• Directions:
Among the lines of the records, find all that carry the word "icon" and copy them.

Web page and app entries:
******************************

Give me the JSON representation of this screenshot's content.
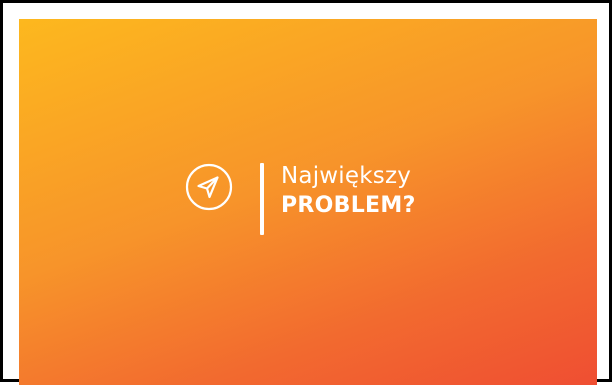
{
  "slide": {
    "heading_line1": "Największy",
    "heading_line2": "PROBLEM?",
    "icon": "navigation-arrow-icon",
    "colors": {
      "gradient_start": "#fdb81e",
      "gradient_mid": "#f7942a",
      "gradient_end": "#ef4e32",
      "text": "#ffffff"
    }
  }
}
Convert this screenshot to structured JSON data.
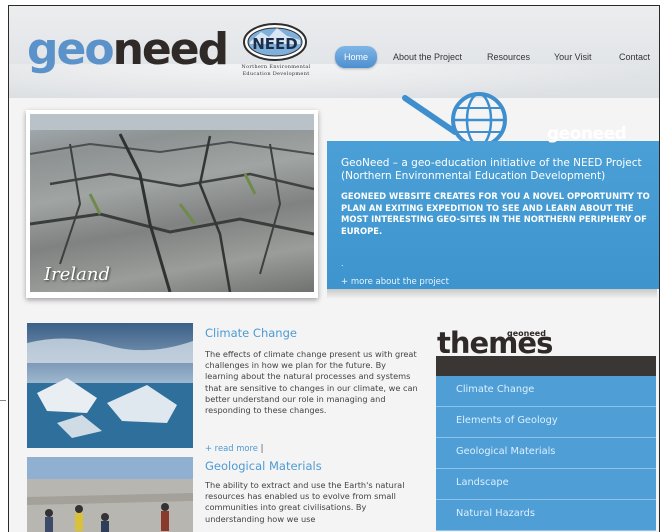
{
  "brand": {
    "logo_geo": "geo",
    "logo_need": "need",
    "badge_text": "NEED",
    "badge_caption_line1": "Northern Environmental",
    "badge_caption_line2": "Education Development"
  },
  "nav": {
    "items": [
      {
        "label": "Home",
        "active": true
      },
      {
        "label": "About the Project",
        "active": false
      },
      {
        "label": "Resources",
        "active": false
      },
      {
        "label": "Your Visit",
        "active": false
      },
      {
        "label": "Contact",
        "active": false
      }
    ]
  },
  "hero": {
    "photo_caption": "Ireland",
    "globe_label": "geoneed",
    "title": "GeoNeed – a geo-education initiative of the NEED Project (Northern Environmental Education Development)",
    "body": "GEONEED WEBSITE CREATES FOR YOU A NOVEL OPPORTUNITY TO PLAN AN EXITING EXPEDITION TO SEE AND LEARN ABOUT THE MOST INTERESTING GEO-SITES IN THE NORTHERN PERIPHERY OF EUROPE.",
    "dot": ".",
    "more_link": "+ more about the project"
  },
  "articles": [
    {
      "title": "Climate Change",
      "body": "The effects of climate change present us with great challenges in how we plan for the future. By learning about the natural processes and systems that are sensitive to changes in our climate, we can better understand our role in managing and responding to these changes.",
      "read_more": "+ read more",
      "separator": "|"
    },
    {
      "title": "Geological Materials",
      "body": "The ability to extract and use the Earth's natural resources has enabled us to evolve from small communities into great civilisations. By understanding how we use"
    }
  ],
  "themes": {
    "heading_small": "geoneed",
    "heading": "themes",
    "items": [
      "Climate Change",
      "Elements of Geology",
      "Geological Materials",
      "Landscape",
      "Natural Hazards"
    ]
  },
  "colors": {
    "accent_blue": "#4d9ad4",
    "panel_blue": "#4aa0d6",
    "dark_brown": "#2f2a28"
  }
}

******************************

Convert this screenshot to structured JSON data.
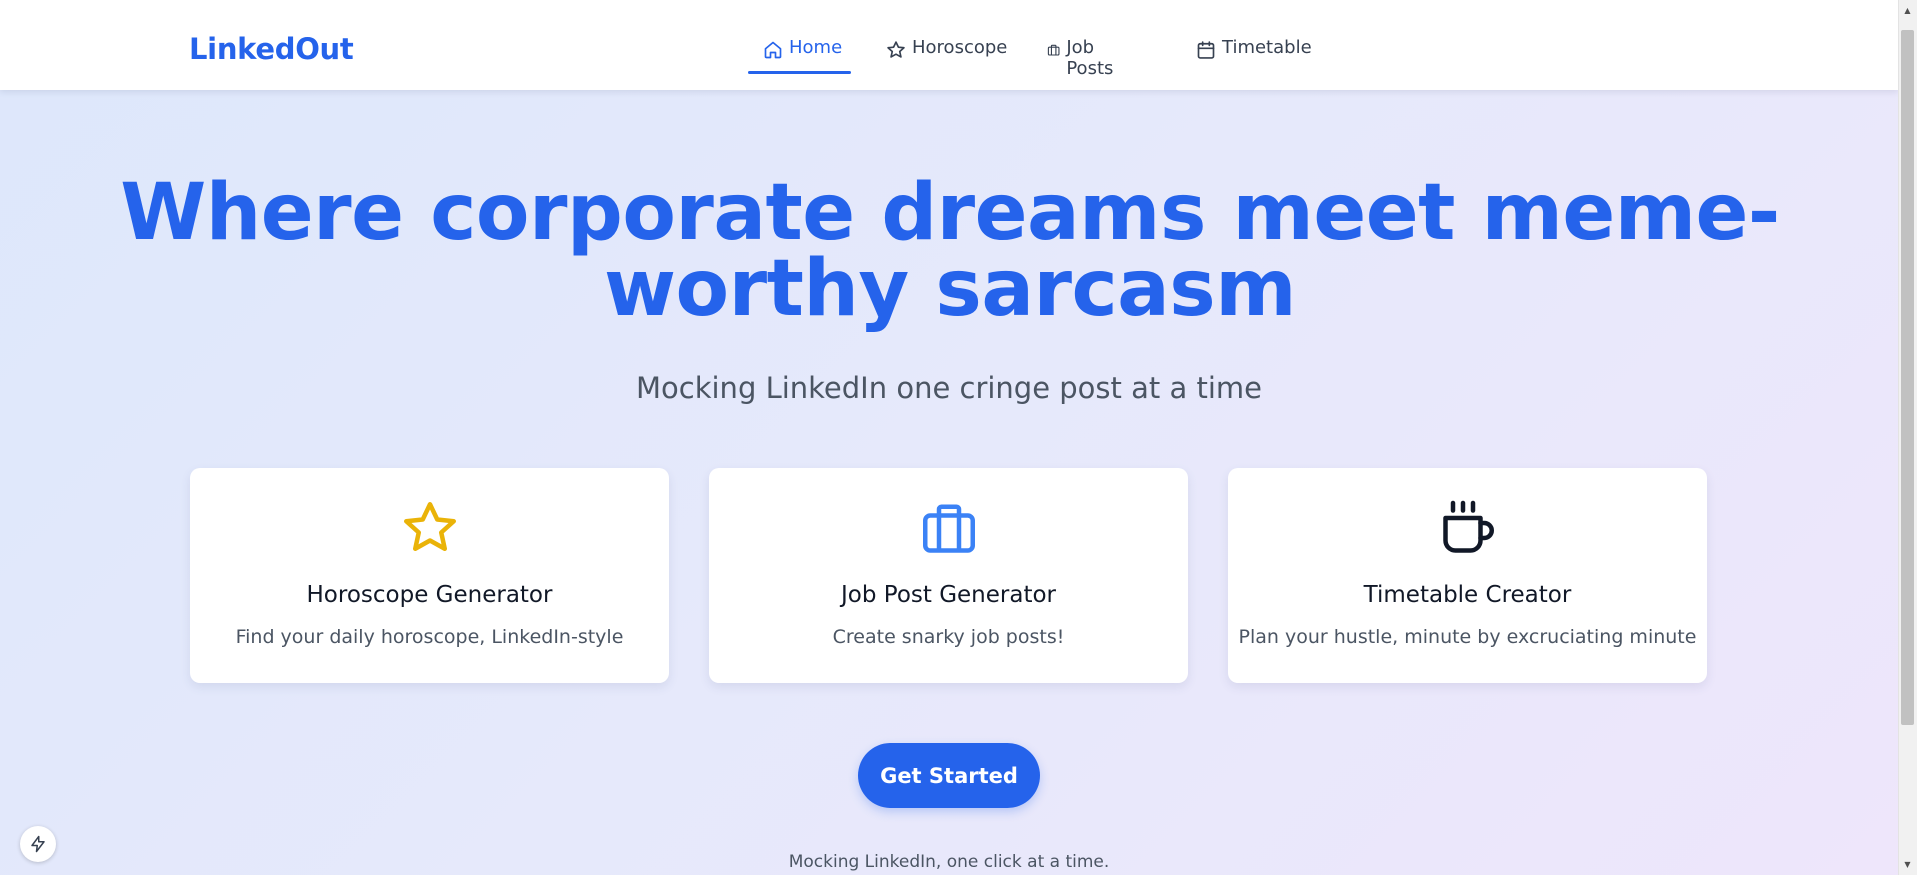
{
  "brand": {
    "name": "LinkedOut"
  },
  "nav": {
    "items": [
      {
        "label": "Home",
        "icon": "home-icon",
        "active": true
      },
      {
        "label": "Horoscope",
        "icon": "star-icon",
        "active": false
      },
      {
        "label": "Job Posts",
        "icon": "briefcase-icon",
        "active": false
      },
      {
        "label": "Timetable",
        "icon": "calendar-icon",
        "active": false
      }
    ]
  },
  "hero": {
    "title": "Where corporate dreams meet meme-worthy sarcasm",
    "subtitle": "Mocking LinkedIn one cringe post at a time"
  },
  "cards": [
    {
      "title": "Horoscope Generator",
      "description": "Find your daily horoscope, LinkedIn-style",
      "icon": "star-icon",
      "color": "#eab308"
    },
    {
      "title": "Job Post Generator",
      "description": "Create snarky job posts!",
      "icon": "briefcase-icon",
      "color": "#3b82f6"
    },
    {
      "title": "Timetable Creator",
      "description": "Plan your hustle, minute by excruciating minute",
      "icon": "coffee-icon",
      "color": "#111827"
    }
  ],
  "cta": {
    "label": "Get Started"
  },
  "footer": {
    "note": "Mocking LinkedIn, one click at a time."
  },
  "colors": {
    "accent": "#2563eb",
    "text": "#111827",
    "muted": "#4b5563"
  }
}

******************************

• The answer:
    "icon": "navigation-arrow-icon",
        "icon": "home-icon",
        "icon": "star-icon",
        "icon": "briefcase-icon",
        "icon": "calendar-icon",
      "icon": "star-icon",
      "icon": "briefcase-icon",
      "icon": "coffee-icon",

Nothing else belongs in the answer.